When Venu Pillarisetty started college, he thought he wanted to be a scientist, but not a physician. Since his father is a general surgeon, he was wary about going into medicine as a reflex response. Half way through his undergraduate studies in biochemistry, he realized he liked dealing with people, and that medicine could offer him the opportunity to continue in science while satisfying his social nature.
Pillarisetty attended Columbia Medical School and rotated through Harlem Hospital where his father worked, cementing his interest in also working in a public hospital.
It’s ironic in a way that I’m doing research now, too,” Dr. Pillarisetty says. “I’m doing everything I wanted to and didn’t think I wanted to do.
His research involves studying the body’s immune response to pancreas cancer. He hopes to set up an immune therapy program at the SCCA in the future.
“There is a faulty immune response to pancreas cancer,” he says. “The immune system’s primary responsibility is to decide whether to attack or accept a potential target. Much of the early work in immunology was done in the context of organ transplantation, for which acceptance is the ultimate goal. In contrast, for an immune response to cancer, we want the immune system to recognize the cancer as abnormal and kill it. Recent data show that pancreas cancer may be evading the immune response and actually might be getting assistance from the immune system.”
Unfortunately, current pancreas cancer therapies are only minimally effective, Pillarisetty says. “Even surgery is a rarely a perfect cure.”
Dr. Pillarisetty is working with Dr. Cassian Yee in his T-cell lab at Fred Hutchinson Cancer Research Center and hopes to find a way to target an immune response to a specific protein in pancreas cancer.
“A mentor of mine in residency advised me to pick the patients I like to care for, a disease I like to manage, and the colleagues I like to work with,” Pillarisetty says. “I now dole out the same advise to the medical students and residents who I get to work with. Pancreas and liver surgery are challenging, which is appealing to me. And from a research perspective, there is really a profound need for new treatments for pancreas cancer.
“Taking care of people with pancreas cancer makes you appreciate and make the most of life,” Pillarisetty says.
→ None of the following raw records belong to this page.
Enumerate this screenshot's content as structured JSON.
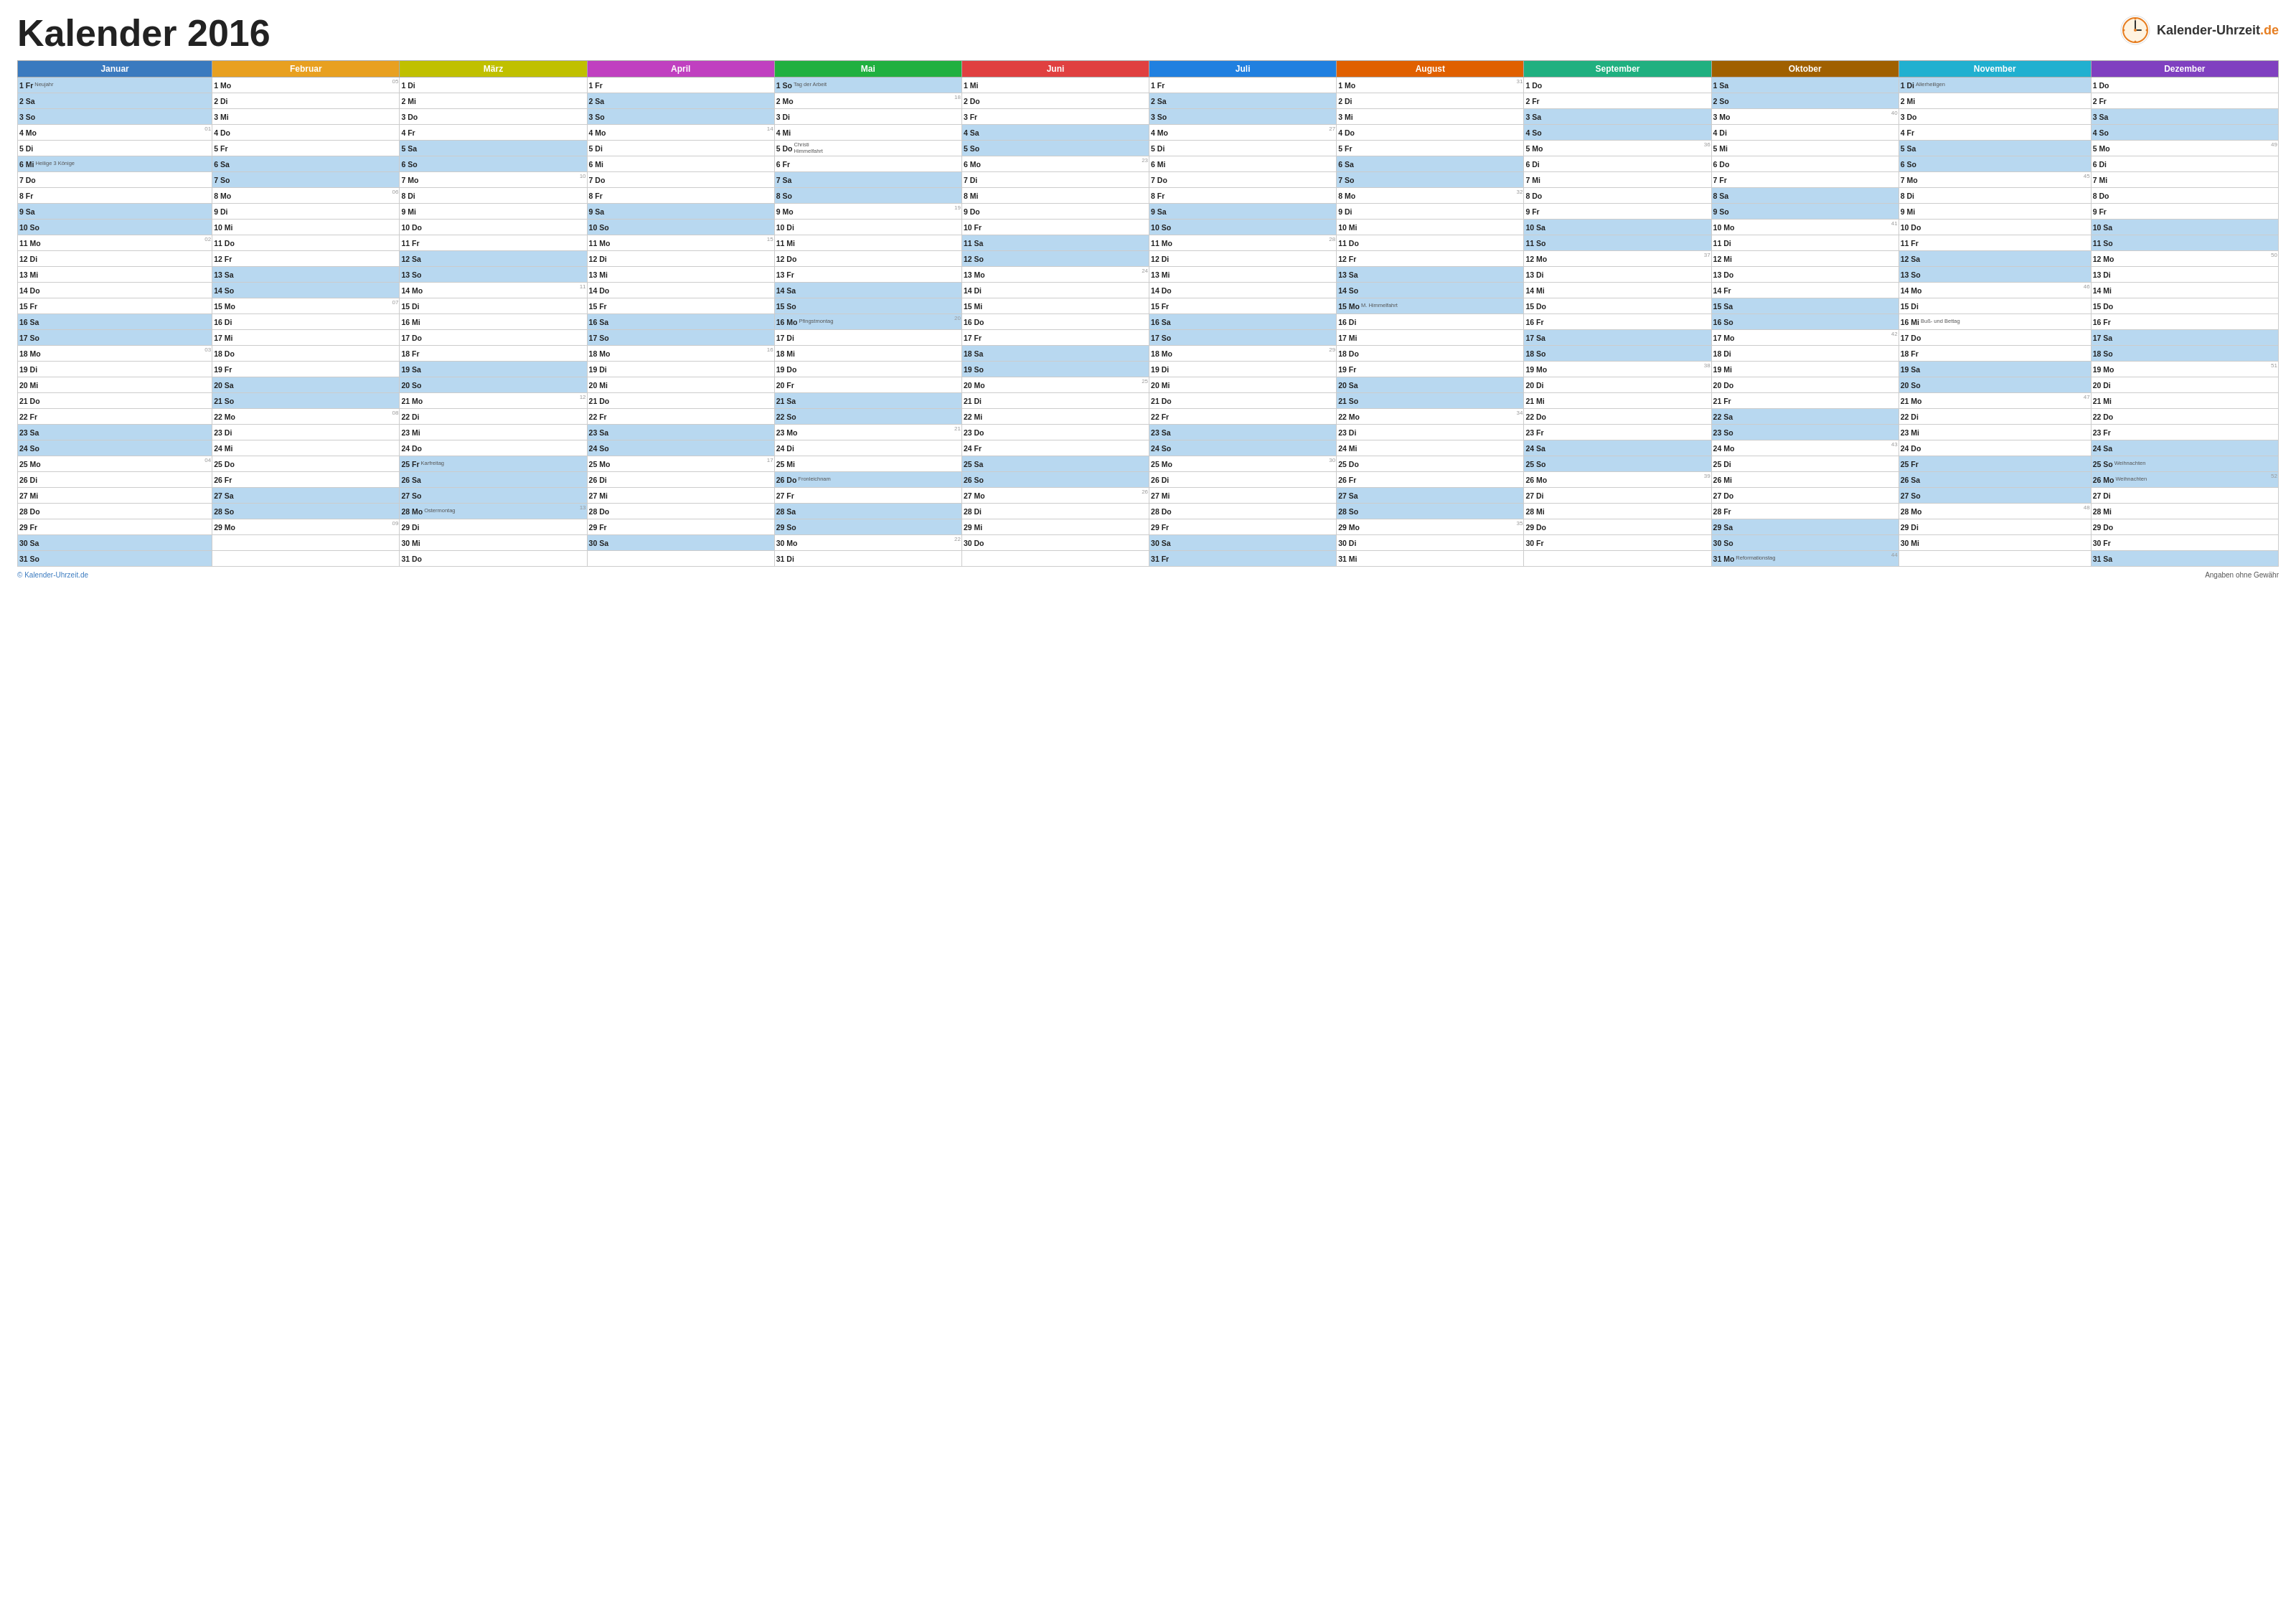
{
  "title": "Kalender 2016",
  "logo": {
    "text": "Kalender-Uhrzeit",
    "domain": ".de"
  },
  "footer": {
    "left": "© Kalender-Uhrzeit.de",
    "right": "Angaben ohne Gewähr"
  },
  "months": [
    "Januar",
    "Februar",
    "März",
    "April",
    "Mai",
    "Juni",
    "Juli",
    "August",
    "September",
    "Oktober",
    "November",
    "Dezember"
  ]
}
When he isn’t working, he enjoys spending time with his wife and son, bicycling, photography, and cooking.
Venu G. Pillarisetty, MDDr. Pillarisetty is a surgical oncologist who cares for patients with pancreas cancer and other gastrointestinal malignancies.
Patient Care Philosophy:
As cancer doctors, our primary role is to help our patients decide among a dizzying array of treatment options including surgery. Compassion is the guiding principle of our multidisciplinary approach to patient care; therefore, we strive to advise patients as we would our own family while recognizing there may be fundamental differences in our belief systems. By forming a team that includes the patient, their family, doctors and other caregivers, we aim to help you define and achieve your goals in the treatment of your cancer.
- Assistant Professor of Surgery, University of Washington School of Medicine
Surgical management of benign and malignant pancreatic and hepatobiliary disorders, general surgical oncology
Education And Training
- The University of Michigan – B.S. 1994
- Columbia University College of Physicians and Surgeons – M.D. 1999
- Memorial Sloan-Kettering Cancer Center – Postdoctoral Research Fellowship 2004
- The University of Massachusetts – General Surgery Residency 2007
- Memorial Sloan-Kettering Cancer Center – Surgical Oncology Fellowship 2009